Beyond the historic Philadelphia Eagles win, and the watercooler conversation about whether M&M’s or Bud Knight was the funniest TV commercial (and don’t get us started on the #SelfieKid memes), 2018 might just go down as the year of the CSR Super Bowl — and be a lightning rod for a whole new era of paid-for-media driven corporate social responsibility messages.
While the throaty roars have abated, and cackles of laughter may have long since died down, perhaps the commercials that linger most in recent memory are those that were more thought-provoking, authentic, sincere, and aligned with supporting a socially conscious issue vs. selling products.
According to USA Today in its Ad Meter poll, around one in every five commercials had at least some sort of social, environmental, or purposeful conscientiousness. Commercials like Budweiser “Stand by You,” Toyota “Good Odds,” and Verizon “Answering the Call” all ranked in the top 10 of commercials overall. And interestingly, for what I think is the first time ever, the USA Today Ad Meter poll published a Super Bowl Watch 5 list of specifically socially-conscious messages.
What this represents is a significant change in Super Bowl ad content, and perhaps the beginning of a major cultural shift in what companies are thinking about. Going back to Super Bowl 2016, AB InBev is perhaps one of the first major consumer-facing companies in recent time to go socially-conscious with Helen Mirren as a “notoriously frank and uncensored British lady” calling out the blatant stupidity of irresponsible drinking.
Last year, AB InBev upped the ante by tapping into issues around diversity with its immigration story, while Audi also joined the socially-conscious discourse as outward proponents of equal pay for equal work through the lens of a father-daughter relationship.
This year, AB InBev did it again with Budweiser and its disaster relief efforts to provide water to those in need, and Stella Artois with a commitment to providing clean drinking water in impoverished areas of Africa. When you contrast these to other types of messages that AB InBev has historically aired in the Super Bowl – think back to the Bud Lizard “What’s Up” or even the Bud Light Hawk “Get Down!” – it’s easy to see an emerging trend toward social responsibility.
But does this suggest a change of heart by brand and reputation experts at major companies, or is this just a whim of opportunity where savvy marketers are trying new and emotionally appealing (or sneaky) ways to promote their products? What do these companies championing morally conscious pursuits know that others don’t?
Recent trends are more likely to recognize changing sentiment among the General Public, where audiences care less about the products and services that companies deliver and more about the values of the enterprise that stands behind the products it manufactures.
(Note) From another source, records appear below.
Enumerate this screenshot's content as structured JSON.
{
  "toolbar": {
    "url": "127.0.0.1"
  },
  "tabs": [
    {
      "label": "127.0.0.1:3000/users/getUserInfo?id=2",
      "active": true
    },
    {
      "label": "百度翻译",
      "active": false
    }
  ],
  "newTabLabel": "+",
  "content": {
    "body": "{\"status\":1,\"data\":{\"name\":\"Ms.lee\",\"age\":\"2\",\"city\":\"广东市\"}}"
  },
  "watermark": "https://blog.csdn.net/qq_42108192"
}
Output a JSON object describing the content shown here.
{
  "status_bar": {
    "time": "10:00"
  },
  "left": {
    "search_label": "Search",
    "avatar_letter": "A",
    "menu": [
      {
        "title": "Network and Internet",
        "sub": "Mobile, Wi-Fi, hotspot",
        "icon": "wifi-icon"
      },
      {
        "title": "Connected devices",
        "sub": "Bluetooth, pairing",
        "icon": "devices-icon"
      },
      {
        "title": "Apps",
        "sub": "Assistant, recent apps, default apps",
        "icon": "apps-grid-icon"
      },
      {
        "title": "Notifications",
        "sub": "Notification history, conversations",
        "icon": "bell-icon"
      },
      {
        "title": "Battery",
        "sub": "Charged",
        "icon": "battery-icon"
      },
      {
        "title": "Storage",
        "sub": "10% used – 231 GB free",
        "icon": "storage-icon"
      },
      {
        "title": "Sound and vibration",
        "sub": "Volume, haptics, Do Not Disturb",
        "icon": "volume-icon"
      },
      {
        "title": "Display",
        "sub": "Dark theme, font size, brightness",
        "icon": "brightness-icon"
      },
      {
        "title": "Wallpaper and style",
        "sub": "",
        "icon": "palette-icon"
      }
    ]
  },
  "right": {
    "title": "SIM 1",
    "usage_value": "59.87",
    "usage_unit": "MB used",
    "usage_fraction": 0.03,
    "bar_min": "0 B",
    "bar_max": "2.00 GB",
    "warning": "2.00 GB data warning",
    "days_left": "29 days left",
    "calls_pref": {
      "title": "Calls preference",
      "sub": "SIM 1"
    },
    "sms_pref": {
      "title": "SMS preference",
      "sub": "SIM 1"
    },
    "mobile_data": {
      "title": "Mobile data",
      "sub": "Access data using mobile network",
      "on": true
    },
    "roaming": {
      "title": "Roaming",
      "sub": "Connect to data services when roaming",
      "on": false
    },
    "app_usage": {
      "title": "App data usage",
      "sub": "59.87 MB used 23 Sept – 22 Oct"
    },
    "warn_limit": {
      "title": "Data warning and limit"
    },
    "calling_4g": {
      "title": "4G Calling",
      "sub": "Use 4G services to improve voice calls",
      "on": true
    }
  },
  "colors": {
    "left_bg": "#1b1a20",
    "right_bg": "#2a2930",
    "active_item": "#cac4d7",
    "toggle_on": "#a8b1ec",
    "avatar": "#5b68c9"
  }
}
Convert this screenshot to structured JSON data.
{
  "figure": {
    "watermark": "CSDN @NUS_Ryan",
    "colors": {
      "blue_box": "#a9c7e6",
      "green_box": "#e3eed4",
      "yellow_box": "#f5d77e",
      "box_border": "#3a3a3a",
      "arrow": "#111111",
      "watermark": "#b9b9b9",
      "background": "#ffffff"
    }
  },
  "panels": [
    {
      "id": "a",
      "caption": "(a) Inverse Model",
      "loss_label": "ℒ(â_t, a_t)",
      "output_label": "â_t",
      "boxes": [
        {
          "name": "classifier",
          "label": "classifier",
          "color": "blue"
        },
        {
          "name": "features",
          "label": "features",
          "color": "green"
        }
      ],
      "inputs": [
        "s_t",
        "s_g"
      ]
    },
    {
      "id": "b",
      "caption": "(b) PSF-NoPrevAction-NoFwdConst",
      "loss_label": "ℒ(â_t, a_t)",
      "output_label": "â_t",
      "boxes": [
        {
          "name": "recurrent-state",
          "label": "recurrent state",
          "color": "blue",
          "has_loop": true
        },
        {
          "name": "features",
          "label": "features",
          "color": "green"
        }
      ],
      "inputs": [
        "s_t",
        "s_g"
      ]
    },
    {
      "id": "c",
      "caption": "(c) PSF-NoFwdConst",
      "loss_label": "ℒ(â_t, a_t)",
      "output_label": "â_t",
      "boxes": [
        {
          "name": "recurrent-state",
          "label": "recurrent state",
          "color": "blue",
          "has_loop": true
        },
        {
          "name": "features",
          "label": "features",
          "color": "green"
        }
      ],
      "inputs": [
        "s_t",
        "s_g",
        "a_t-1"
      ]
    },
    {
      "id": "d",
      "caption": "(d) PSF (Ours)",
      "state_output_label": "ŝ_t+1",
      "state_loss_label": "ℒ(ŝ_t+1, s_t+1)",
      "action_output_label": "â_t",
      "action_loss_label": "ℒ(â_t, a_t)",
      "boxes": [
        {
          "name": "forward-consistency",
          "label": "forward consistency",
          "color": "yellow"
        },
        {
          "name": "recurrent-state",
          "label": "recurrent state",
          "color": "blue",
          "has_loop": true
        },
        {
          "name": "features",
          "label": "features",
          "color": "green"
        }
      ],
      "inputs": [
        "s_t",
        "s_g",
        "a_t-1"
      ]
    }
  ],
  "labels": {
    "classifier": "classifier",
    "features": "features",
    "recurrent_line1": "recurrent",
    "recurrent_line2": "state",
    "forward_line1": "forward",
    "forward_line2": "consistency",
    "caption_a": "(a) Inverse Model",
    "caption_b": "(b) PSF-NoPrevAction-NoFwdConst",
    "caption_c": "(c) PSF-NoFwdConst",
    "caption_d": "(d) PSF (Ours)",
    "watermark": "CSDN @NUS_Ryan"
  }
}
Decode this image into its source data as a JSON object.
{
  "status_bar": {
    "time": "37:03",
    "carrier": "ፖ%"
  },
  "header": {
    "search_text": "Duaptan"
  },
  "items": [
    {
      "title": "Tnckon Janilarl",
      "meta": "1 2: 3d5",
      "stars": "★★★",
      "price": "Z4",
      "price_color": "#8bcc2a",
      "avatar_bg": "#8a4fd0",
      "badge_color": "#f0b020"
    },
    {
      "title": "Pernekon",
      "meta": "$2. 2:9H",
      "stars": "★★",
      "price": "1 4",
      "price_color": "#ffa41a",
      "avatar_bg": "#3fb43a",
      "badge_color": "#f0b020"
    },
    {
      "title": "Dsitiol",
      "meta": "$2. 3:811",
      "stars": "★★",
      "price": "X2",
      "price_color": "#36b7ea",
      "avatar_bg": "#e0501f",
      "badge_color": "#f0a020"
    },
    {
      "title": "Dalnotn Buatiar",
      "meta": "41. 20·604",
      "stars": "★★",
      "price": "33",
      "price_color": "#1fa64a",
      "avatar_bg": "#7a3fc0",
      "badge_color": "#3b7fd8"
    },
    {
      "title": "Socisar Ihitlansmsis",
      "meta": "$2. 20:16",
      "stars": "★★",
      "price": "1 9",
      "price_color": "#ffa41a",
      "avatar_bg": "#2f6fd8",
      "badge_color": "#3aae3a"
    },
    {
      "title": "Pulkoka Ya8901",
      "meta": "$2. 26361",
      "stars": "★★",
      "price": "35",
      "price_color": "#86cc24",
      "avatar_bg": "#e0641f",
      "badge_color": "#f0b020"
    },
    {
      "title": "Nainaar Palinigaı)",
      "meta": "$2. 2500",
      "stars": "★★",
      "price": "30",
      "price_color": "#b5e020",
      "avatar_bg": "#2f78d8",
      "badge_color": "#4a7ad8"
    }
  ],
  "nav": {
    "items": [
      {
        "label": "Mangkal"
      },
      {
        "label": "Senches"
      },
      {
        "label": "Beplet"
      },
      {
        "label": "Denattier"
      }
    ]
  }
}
This is not about paying lip service to a greater sense of purpose, but rather a commitment to making something other than money – making the world a better place to live.
In fact, according to our RepTrak® data in 2017, we have identified that CSR alone accounts for more than 40% of the weight of reputation of any company, and so it’s no coincidence that many organizations have decided to rally behind social, human interest, and environmental causes. And it appears that companies who are committed to supporting a CSR agenda are those that are gaining in reputation and marketplace success.
To support this phenomenon, we looked at five companies who supported the Super Bowl this year with CSR inclined messaging and compared their changes in RepTrak® scores in 2017 vs. 2016. What’s fascinating, is that not only did these companies gain in reputation, but they also drove higher levels of support – including purchase intent. As evidenced from the data chart below, the intent to purchase from these companies increased in a range between 3-16%.
US RepTak® Study: Comparing Purchase Intent 2016 vs. 2017
What is this telling us about the potential for CSR?
These results might be an early indicator that by the 2019 Super Bowl, the stakes on social, human interest, and environmental issues might further increase. But at a minimum and over the short-term, it would certainly suggest that it’s time for every company to rethink its corporate narrative for the year ahead. After all, it might just help you to score with a higher percentage of consumers and help you win vs. your competition.
Executive Partner, Chief Reputation Officer